REQUIRED ACTION: Would you write out the entries below, every one of them, exactly?

*** RECORD EXCERPTS Section Begins ***

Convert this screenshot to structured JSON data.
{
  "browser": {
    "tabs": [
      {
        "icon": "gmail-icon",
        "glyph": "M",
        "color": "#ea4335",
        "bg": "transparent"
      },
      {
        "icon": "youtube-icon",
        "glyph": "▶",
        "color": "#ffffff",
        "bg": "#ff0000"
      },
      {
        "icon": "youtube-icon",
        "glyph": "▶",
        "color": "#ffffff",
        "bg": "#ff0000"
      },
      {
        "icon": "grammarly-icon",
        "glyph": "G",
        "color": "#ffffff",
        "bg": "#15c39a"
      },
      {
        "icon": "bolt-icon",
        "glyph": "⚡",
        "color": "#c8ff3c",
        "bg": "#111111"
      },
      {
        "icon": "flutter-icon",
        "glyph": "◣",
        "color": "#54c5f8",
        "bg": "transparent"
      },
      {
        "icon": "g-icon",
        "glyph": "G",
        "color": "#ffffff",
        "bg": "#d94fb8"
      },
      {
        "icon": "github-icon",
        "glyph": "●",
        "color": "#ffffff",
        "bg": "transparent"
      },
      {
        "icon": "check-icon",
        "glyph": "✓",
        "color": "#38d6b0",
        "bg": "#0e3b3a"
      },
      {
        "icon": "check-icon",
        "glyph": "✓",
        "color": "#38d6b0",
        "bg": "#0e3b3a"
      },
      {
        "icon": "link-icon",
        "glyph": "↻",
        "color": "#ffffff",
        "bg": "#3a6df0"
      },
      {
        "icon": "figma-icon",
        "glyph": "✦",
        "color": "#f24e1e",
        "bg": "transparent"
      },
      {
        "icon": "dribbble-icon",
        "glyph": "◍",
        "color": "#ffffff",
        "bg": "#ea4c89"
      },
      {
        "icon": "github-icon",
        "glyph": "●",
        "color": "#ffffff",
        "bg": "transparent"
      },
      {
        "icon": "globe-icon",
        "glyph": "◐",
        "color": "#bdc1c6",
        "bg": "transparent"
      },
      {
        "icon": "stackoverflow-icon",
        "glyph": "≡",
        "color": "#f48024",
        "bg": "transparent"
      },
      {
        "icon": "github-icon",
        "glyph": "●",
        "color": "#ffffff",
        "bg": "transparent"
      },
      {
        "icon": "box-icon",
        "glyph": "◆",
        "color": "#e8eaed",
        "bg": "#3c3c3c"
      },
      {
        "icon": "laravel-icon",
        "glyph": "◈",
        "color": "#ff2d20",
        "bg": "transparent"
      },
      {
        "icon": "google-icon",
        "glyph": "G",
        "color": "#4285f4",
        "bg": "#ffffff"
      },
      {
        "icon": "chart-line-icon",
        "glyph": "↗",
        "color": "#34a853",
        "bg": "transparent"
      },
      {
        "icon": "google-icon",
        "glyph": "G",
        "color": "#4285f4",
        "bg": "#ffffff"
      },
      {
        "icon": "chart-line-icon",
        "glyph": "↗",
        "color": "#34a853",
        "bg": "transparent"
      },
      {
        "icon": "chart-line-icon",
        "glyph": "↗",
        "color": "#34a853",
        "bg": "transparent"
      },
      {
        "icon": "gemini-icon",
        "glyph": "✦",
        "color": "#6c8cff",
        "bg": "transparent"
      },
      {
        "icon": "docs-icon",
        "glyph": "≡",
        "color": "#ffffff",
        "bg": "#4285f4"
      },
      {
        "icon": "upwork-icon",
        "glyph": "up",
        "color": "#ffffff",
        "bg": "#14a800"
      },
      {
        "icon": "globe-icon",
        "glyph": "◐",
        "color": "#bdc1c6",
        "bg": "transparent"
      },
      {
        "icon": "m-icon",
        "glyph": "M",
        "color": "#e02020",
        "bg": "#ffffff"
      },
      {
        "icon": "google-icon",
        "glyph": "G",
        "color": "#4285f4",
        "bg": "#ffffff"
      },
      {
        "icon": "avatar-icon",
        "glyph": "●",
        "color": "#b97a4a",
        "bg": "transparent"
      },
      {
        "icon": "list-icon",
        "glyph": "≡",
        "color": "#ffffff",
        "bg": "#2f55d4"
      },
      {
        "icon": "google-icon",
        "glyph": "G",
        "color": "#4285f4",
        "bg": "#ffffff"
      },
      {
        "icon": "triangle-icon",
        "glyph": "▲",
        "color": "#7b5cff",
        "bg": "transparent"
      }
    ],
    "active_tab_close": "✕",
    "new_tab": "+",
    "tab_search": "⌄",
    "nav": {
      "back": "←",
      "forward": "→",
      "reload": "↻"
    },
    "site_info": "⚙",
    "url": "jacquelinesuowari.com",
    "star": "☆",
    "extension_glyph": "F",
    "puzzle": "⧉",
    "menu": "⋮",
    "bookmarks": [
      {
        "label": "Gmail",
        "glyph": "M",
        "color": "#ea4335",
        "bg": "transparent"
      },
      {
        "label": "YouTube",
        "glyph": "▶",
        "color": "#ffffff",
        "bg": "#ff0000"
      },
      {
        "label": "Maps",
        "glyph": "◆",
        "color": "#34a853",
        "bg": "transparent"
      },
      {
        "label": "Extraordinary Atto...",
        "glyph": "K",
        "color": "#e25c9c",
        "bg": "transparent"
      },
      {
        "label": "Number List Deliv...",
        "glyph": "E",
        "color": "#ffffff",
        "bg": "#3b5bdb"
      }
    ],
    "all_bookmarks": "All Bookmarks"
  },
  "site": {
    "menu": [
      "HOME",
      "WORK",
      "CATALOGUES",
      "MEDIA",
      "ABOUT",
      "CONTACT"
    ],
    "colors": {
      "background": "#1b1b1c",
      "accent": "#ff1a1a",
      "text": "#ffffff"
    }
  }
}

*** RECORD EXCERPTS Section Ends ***

FINAL ANSWER:
Convert this screenshot to structured JSON data.
{
  "browser": {
    "tabs": [
      {
        "icon": "gmail-icon",
        "glyph": "M",
        "color": "#ea4335",
        "bg": "transparent"
      },
      {
        "icon": "youtube-icon",
        "glyph": "▶",
        "color": "#ffffff",
        "bg": "#ff0000"
      },
      {
        "icon": "youtube-icon",
        "glyph": "▶",
        "color": "#ffffff",
        "bg": "#ff0000"
      },
      {
        "icon": "grammarly-icon",
        "glyph": "G",
        "color": "#ffffff",
        "bg": "#15c39a"
      },
      {
        "icon": "bolt-icon",
        "glyph": "⚡",
        "color": "#c8ff3c",
        "bg": "#111111"
      },
      {
        "icon": "flutter-icon",
        "glyph": "◣",
        "color": "#54c5f8",
        "bg": "transparent"
      },
      {
        "icon": "g-icon",
        "glyph": "G",
        "color": "#ffffff",
        "bg": "#d94fb8"
      },
      {
        "icon": "github-icon",
        "glyph": "●",
        "color": "#ffffff",
        "bg": "transparent"
      },
      {
        "icon": "check-icon",
        "glyph": "✓",
        "color": "#38d6b0",
        "bg": "#0e3b3a"
      },
      {
        "icon": "check-icon",
        "glyph": "✓",
        "color": "#38d6b0",
        "bg": "#0e3b3a"
      },
      {
        "icon": "link-icon",
        "glyph": "↻",
        "color": "#ffffff",
        "bg": "#3a6df0"
      },
      {
        "icon": "figma-icon",
        "glyph": "✦",
        "color": "#f24e1e",
        "bg": "transparent"
      },
      {
        "icon": "dribbble-icon",
        "glyph": "◍",
        "color": "#ffffff",
        "bg": "#ea4c89"
      },
      {
        "icon": "github-icon",
        "glyph": "●",
        "color": "#ffffff",
        "bg": "transparent"
      },
      {
        "icon": "globe-icon",
        "glyph": "◐",
        "color": "#bdc1c6",
        "bg": "transparent"
      },
      {
        "icon": "stackoverflow-icon",
        "glyph": "≡",
        "color": "#f48024",
        "bg": "transparent"
      },
      {
        "icon": "github-icon",
        "glyph": "●",
        "color": "#ffffff",
        "bg": "transparent"
      },
      {
        "icon": "box-icon",
        "glyph": "◆",
        "color": "#e8eaed",
        "bg": "#3c3c3c"
      },
      {
        "icon": "laravel-icon",
        "glyph": "◈",
        "color": "#ff2d20",
        "bg": "transparent"
      },
      {
        "icon": "google-icon",
        "glyph": "G",
        "color": "#4285f4",
        "bg": "#ffffff"
      },
      {
        "icon": "chart-line-icon",
        "glyph": "↗",
        "color": "#34a853",
        "bg": "transparent"
      },
      {
        "icon": "google-icon",
        "glyph": "G",
        "color": "#4285f4",
        "bg": "#ffffff"
      },
      {
        "icon": "chart-line-icon",
        "glyph": "↗",
        "color": "#34a853",
        "bg": "transparent"
      },
      {
        "icon": "chart-line-icon",
        "glyph": "↗",
        "color": "#34a853",
        "bg": "transparent"
      },
      {
        "icon": "gemini-icon",
        "glyph": "✦",
        "color": "#6c8cff",
        "bg": "transparent"
      },
      {
        "icon": "docs-icon",
        "glyph": "≡",
        "color": "#ffffff",
        "bg": "#4285f4"
      },
      {
        "icon": "upwork-icon",
        "glyph": "up",
        "color": "#ffffff",
        "bg": "#14a800"
      },
      {
        "icon": "globe-icon",
        "glyph": "◐",
        "color": "#bdc1c6",
        "bg": "transparent"
      },
      {
        "icon": "m-icon",
        "glyph": "M",
        "color": "#e02020",
        "bg": "#ffffff"
      },
      {
        "icon": "google-icon",
        "glyph": "G",
        "color": "#4285f4",
        "bg": "#ffffff"
      },
      {
        "icon": "avatar-icon",
        "glyph": "●",
        "color": "#b97a4a",
        "bg": "transparent"
      },
      {
        "icon": "list-icon",
        "glyph": "≡",
        "color": "#ffffff",
        "bg": "#2f55d4"
      },
      {
        "icon": "google-icon",
        "glyph": "G",
        "color": "#4285f4",
        "bg": "#ffffff"
      },
      {
        "icon": "triangle-icon",
        "glyph": "▲",
        "color": "#7b5cff",
        "bg": "transparent"
      }
    ],
    "active_tab_close": "✕",
    "new_tab": "+",
    "tab_search": "⌄",
    "nav": {
      "back": "←",
      "forward": "→",
      "reload": "↻"
    },
    "site_info": "⚙",
    "url": "jacquelinesuowari.com",
    "star": "☆",
    "extension_glyph": "F",
    "puzzle": "⧉",
    "menu": "⋮",
    "bookmarks": [
      {
        "label": "Gmail",
        "glyph": "M",
        "color": "#ea4335",
        "bg": "transparent"
      },
      {
        "label": "YouTube",
        "glyph": "▶",
        "color": "#ffffff",
        "bg": "#ff0000"
      },
      {
        "label": "Maps",
        "glyph": "◆",
        "color": "#34a853",
        "bg": "transparent"
      },
      {
        "label": "Extraordinary Atto...",
        "glyph": "K",
        "color": "#e25c9c",
        "bg": "transparent"
      },
      {
        "label": "Number List Deliv...",
        "glyph": "E",
        "color": "#ffffff",
        "bg": "#3b5bdb"
      }
    ],
    "all_bookmarks": "All Bookmarks"
  },
  "site": {
    "menu": [
      "HOME",
      "WORK",
      "CATALOGUES",
      "MEDIA",
      "ABOUT",
      "CONTACT"
    ],
    "colors": {
      "background": "#1b1b1c",
      "accent": "#ff1a1a",
      "text": "#ffffff"
    }
  }
}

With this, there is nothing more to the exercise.